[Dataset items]

----

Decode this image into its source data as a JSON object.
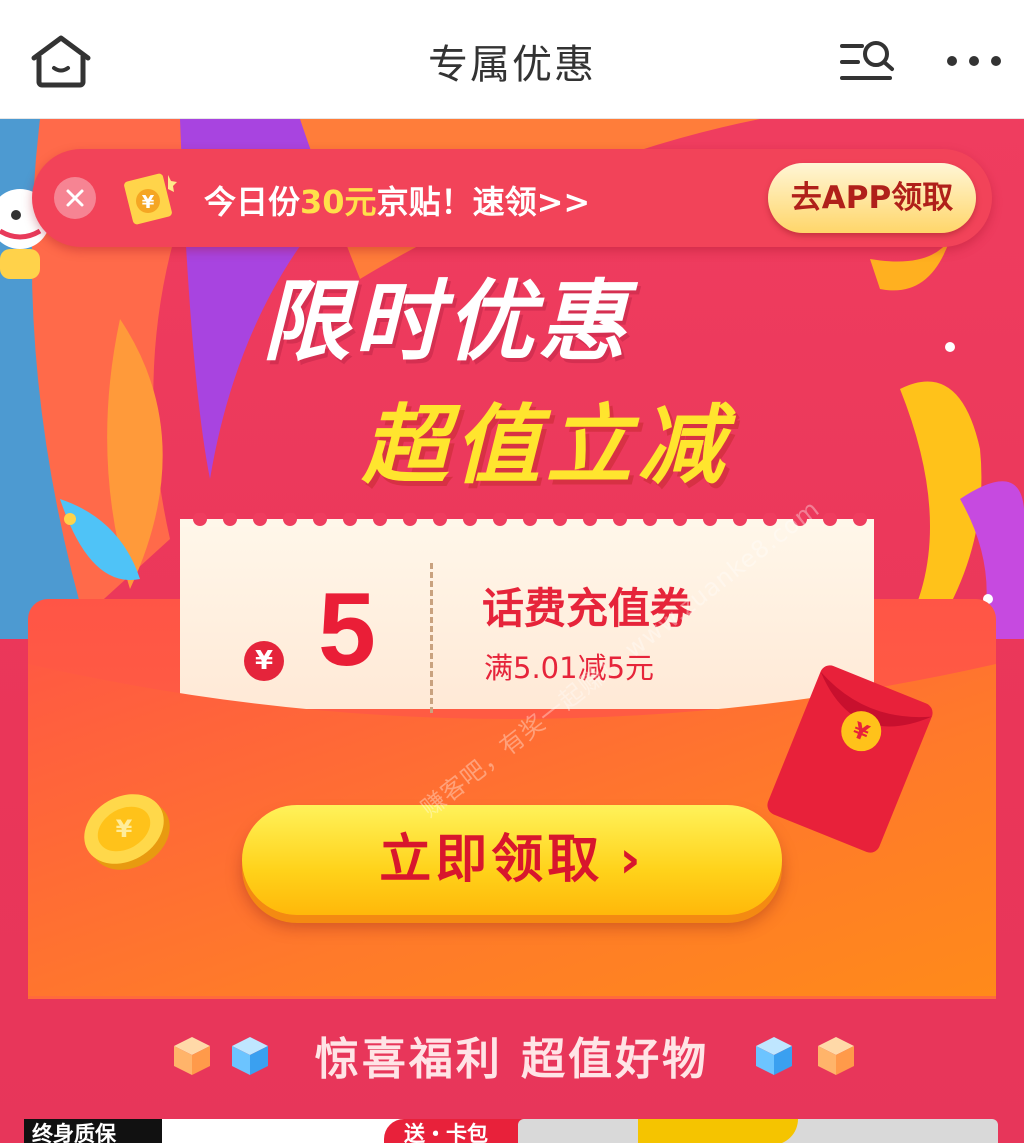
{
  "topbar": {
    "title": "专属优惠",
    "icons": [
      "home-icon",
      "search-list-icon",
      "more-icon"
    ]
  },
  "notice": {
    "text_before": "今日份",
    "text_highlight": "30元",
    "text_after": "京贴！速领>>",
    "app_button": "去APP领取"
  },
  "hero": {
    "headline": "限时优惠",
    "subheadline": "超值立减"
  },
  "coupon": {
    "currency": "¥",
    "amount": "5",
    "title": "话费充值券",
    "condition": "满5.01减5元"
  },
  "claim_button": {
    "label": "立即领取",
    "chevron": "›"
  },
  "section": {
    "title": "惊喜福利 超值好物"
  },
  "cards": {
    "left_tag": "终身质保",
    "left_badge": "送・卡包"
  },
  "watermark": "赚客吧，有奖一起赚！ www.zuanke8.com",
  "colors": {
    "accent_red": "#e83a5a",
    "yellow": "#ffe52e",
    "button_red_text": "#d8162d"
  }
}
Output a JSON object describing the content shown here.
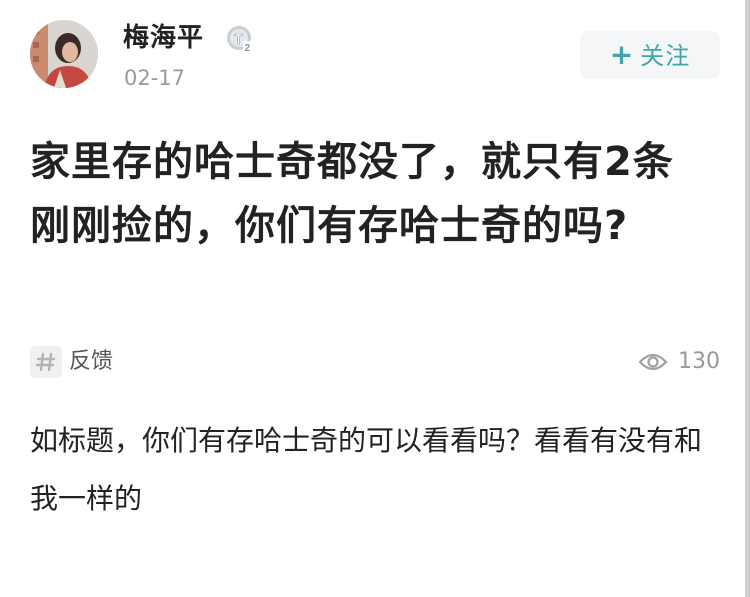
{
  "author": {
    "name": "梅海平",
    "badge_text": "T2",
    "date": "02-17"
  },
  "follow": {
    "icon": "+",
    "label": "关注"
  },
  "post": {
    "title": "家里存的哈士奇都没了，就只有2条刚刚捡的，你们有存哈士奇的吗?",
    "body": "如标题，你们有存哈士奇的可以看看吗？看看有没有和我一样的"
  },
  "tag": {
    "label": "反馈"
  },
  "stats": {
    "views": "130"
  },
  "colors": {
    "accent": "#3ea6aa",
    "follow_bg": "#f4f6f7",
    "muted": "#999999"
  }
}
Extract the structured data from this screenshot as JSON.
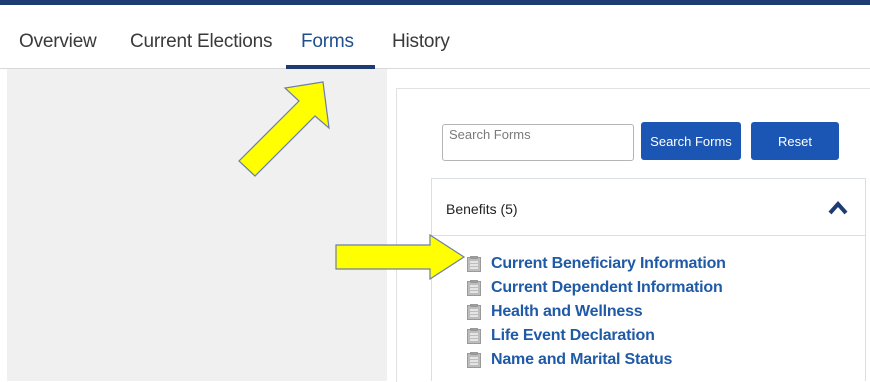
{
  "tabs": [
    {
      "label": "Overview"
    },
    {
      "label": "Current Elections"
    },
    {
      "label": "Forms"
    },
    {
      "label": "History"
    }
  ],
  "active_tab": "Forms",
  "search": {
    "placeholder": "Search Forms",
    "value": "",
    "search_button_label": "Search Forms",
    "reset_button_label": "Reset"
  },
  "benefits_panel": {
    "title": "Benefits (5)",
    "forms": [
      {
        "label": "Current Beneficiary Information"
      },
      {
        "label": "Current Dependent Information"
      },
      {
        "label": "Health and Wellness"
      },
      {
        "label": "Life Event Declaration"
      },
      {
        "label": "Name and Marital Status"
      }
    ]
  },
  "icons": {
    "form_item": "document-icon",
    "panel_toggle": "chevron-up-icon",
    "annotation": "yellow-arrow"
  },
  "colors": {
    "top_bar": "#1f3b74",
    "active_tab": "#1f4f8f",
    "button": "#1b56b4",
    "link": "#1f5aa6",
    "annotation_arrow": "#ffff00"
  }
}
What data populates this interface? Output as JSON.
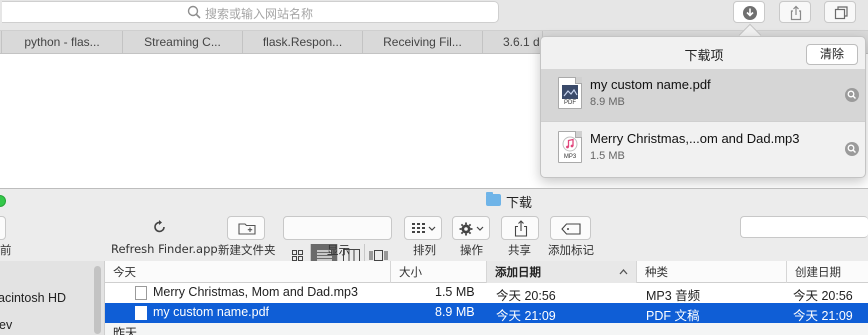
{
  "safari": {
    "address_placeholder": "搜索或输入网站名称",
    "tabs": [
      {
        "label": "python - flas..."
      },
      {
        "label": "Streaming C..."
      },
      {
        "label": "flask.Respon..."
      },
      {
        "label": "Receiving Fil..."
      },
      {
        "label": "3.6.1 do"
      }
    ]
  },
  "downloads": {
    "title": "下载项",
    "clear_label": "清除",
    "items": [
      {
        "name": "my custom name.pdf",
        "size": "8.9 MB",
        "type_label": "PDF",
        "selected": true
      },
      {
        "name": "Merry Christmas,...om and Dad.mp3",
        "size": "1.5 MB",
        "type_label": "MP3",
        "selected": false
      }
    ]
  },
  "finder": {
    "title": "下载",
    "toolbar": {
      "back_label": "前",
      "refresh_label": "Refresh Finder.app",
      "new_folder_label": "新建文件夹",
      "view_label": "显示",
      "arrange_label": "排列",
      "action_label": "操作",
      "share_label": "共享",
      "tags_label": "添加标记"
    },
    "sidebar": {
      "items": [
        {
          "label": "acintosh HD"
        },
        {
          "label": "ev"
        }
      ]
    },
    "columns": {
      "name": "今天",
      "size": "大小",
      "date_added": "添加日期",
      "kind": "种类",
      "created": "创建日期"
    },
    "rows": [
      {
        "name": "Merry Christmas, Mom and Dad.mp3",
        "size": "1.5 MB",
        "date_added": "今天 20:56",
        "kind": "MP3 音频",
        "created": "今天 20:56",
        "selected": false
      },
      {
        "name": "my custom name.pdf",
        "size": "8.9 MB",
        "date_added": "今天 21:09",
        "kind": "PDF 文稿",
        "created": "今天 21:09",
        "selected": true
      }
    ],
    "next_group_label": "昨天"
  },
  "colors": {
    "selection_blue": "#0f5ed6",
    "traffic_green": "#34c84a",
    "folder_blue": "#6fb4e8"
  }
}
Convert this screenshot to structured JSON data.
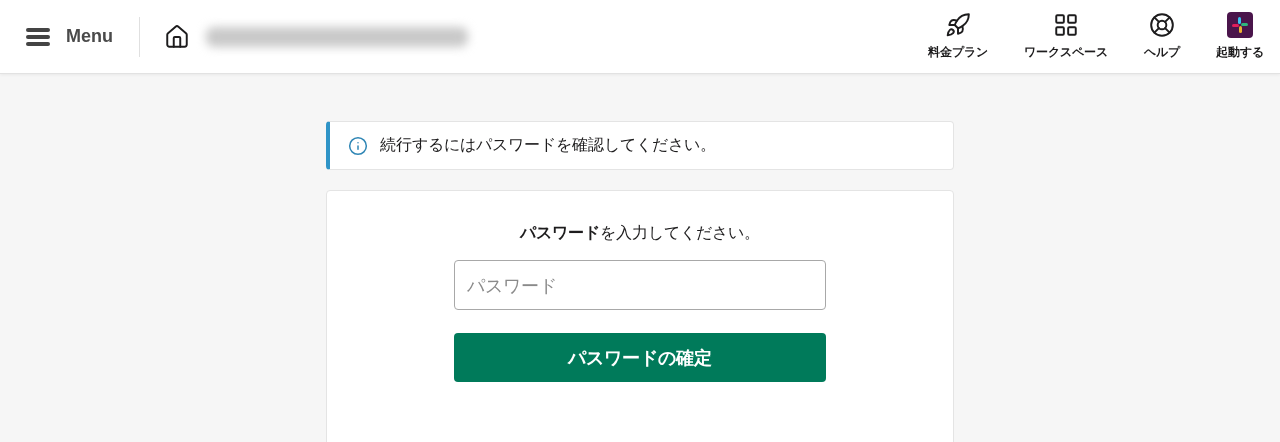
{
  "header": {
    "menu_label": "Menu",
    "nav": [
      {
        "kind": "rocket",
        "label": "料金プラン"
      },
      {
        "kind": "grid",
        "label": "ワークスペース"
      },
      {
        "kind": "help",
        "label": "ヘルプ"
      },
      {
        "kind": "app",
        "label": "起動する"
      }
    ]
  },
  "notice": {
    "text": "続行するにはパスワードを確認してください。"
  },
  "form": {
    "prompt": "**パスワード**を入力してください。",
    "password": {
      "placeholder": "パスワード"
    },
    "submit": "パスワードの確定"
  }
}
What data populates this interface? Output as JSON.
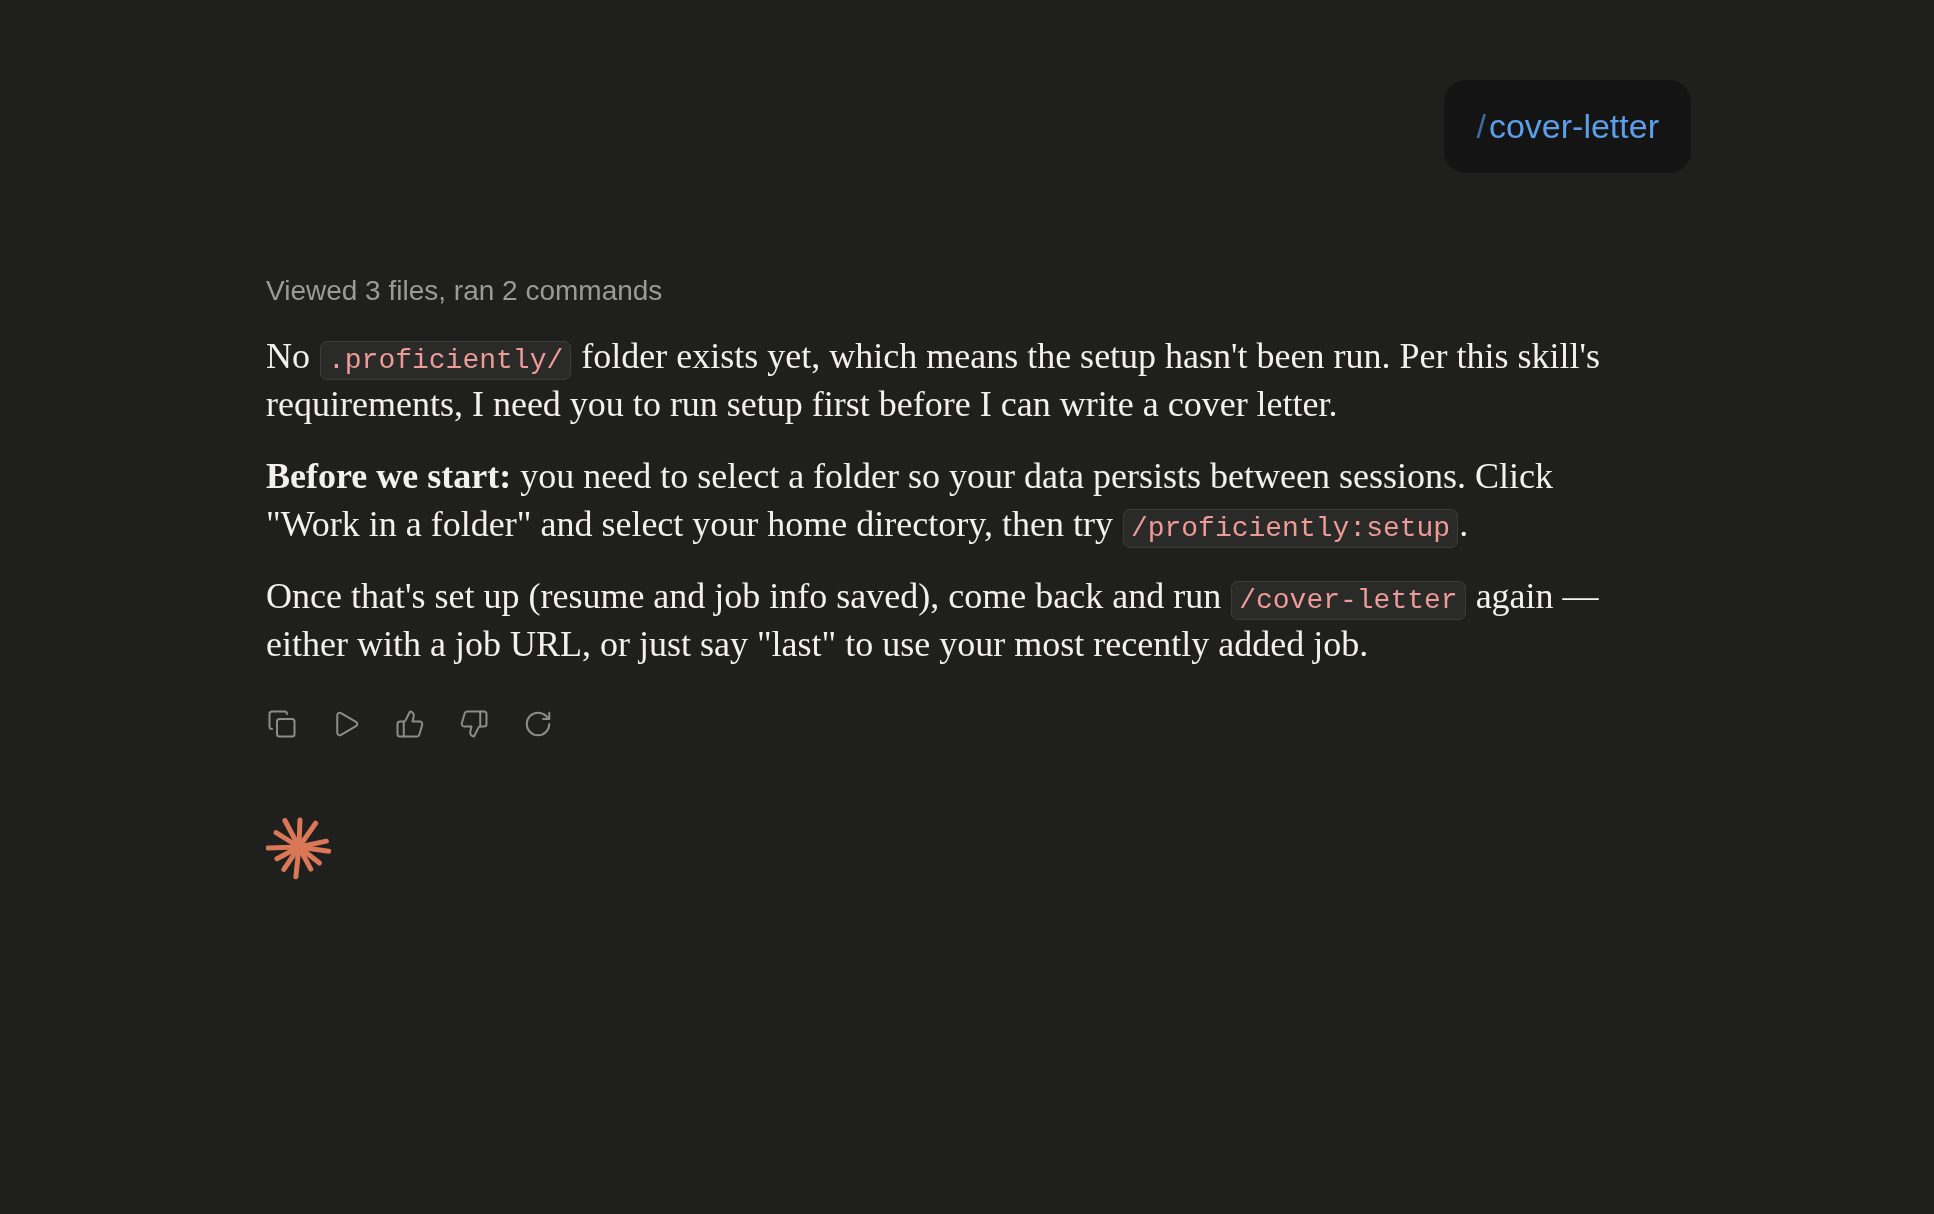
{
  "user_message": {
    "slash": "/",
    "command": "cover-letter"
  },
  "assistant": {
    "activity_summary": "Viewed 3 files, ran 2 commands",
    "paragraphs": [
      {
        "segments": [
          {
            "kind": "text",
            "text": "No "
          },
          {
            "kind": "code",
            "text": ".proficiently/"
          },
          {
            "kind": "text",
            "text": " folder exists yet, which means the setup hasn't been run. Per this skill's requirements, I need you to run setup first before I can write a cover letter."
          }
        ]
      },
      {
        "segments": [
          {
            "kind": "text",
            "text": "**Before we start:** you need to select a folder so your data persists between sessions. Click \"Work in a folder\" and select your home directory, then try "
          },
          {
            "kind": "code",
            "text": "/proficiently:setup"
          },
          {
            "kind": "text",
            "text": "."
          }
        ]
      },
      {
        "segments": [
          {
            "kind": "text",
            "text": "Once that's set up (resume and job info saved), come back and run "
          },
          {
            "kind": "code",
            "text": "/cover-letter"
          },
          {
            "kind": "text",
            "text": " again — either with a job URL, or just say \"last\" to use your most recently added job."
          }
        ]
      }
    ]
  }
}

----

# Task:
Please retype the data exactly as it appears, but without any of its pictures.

# Answer:
Decode this image into its source data as a JSON object.
{
  "topbar": {
    "title": "专属优惠",
    "icons": [
      "home-icon",
      "search-list-icon",
      "more-icon"
    ]
  },
  "notice": {
    "text_before": "今日份",
    "text_highlight": "30元",
    "text_after": "京贴！速领>>",
    "app_button": "去APP领取"
  },
  "hero": {
    "headline": "限时优惠",
    "subheadline": "超值立减"
  },
  "coupon": {
    "currency": "¥",
    "amount": "5",
    "title": "话费充值券",
    "condition": "满5.01减5元"
  },
  "claim_button": {
    "label": "立即领取",
    "chevron": "›"
  },
  "section": {
    "title": "惊喜福利 超值好物"
  },
  "cards": {
    "left_tag": "终身质保",
    "left_badge": "送・卡包"
  },
  "watermark": "赚客吧，有奖一起赚！ www.zuanke8.com",
  "colors": {
    "accent_red": "#e83a5a",
    "yellow": "#ffe52e",
    "button_red_text": "#d8162d"
  }
}
Output a JSON object describing the content shown here.
{
  "author": {
    "name": "梅海平",
    "badge_text": "T2",
    "date": "02-17"
  },
  "follow": {
    "icon": "+",
    "label": "关注"
  },
  "post": {
    "title": "家里存的哈士奇都没了，就只有2条刚刚捡的，你们有存哈士奇的吗?",
    "body": "如标题，你们有存哈士奇的可以看看吗？看看有没有和我一样的"
  },
  "tag": {
    "label": "反馈"
  },
  "stats": {
    "views": "130"
  },
  "colors": {
    "accent": "#3ea6aa",
    "follow_bg": "#f4f6f7",
    "muted": "#999999"
  }
}
Extract the structured data from this screenshot as JSON.
{
  "tabs": [
    {
      "label": "Overview"
    },
    {
      "label": "Current Elections"
    },
    {
      "label": "Forms"
    },
    {
      "label": "History"
    }
  ],
  "active_tab": "Forms",
  "search": {
    "placeholder": "Search Forms",
    "value": "",
    "search_button_label": "Search Forms",
    "reset_button_label": "Reset"
  },
  "benefits_panel": {
    "title": "Benefits (5)",
    "forms": [
      {
        "label": "Current Beneficiary Information"
      },
      {
        "label": "Current Dependent Information"
      },
      {
        "label": "Health and Wellness"
      },
      {
        "label": "Life Event Declaration"
      },
      {
        "label": "Name and Marital Status"
      }
    ]
  },
  "icons": {
    "form_item": "document-icon",
    "panel_toggle": "chevron-up-icon",
    "annotation": "yellow-arrow"
  },
  "colors": {
    "top_bar": "#1f3b74",
    "active_tab": "#1f4f8f",
    "button": "#1b56b4",
    "link": "#1f5aa6",
    "annotation_arrow": "#ffff00"
  }
}
What data populates this interface? Output as JSON.
{
  "safari": {
    "address_placeholder": "搜索或输入网站名称",
    "tabs": [
      {
        "label": "python - flas..."
      },
      {
        "label": "Streaming C..."
      },
      {
        "label": "flask.Respon..."
      },
      {
        "label": "Receiving Fil..."
      },
      {
        "label": "3.6.1 do"
      }
    ]
  },
  "downloads": {
    "title": "下载项",
    "clear_label": "清除",
    "items": [
      {
        "name": "my custom name.pdf",
        "size": "8.9 MB",
        "type_label": "PDF",
        "selected": true
      },
      {
        "name": "Merry Christmas,...om and Dad.mp3",
        "size": "1.5 MB",
        "type_label": "MP3",
        "selected": false
      }
    ]
  },
  "finder": {
    "title": "下载",
    "toolbar": {
      "back_label": "前",
      "refresh_label": "Refresh Finder.app",
      "new_folder_label": "新建文件夹",
      "view_label": "显示",
      "arrange_label": "排列",
      "action_label": "操作",
      "share_label": "共享",
      "tags_label": "添加标记"
    },
    "sidebar": {
      "items": [
        {
          "label": "acintosh HD"
        },
        {
          "label": "ev"
        }
      ]
    },
    "columns": {
      "name": "今天",
      "size": "大小",
      "date_added": "添加日期",
      "kind": "种类",
      "created": "创建日期"
    },
    "rows": [
      {
        "name": "Merry Christmas, Mom and Dad.mp3",
        "size": "1.5 MB",
        "date_added": "今天 20:56",
        "kind": "MP3 音频",
        "created": "今天 20:56",
        "selected": false
      },
      {
        "name": "my custom name.pdf",
        "size": "8.9 MB",
        "date_added": "今天 21:09",
        "kind": "PDF 文稿",
        "created": "今天 21:09",
        "selected": true
      }
    ],
    "next_group_label": "昨天"
  },
  "colors": {
    "selection_blue": "#0f5ed6",
    "traffic_green": "#34c84a",
    "folder_blue": "#6fb4e8"
  }
}
Convert this screenshot to structured JSON data.
{
  "header": {
    "menu_label": "Menu",
    "nav": [
      {
        "kind": "rocket",
        "label": "料金プラン"
      },
      {
        "kind": "grid",
        "label": "ワークスペース"
      },
      {
        "kind": "help",
        "label": "ヘルプ"
      },
      {
        "kind": "app",
        "label": "起動する"
      }
    ]
  },
  "notice": {
    "text": "続行するにはパスワードを確認してください。"
  },
  "form": {
    "prompt": "**パスワード**を入力してください。",
    "password": {
      "placeholder": "パスワード"
    },
    "submit": "パスワードの確定"
  }
}
What data populates this interface? Output as JSON.
{
  "user_message": {
    "slash": "/",
    "command": "cover-letter"
  },
  "assistant": {
    "activity_summary": "Viewed 3 files, ran 2 commands",
    "paragraphs": [
      {
        "segments": [
          {
            "kind": "text",
            "text": "No "
          },
          {
            "kind": "code",
            "text": ".proficiently/"
          },
          {
            "kind": "text",
            "text": " folder exists yet, which means the setup hasn't been run. Per this skill's requirements, I need you to run setup first before I can write a cover letter."
          }
        ]
      },
      {
        "segments": [
          {
            "kind": "text",
            "text": "**Before we start:** you need to select a folder so your data persists between sessions. Click \"Work in a folder\" and select your home directory, then try "
          },
          {
            "kind": "code",
            "text": "/proficiently:setup"
          },
          {
            "kind": "text",
            "text": "."
          }
        ]
      },
      {
        "segments": [
          {
            "kind": "text",
            "text": "Once that's set up (resume and job info saved), come back and run "
          },
          {
            "kind": "code",
            "text": "/cover-letter"
          },
          {
            "kind": "text",
            "text": " again — either with a job URL, or just say \"last\" to use your most recently added job."
          }
        ]
      }
    ]
  }
}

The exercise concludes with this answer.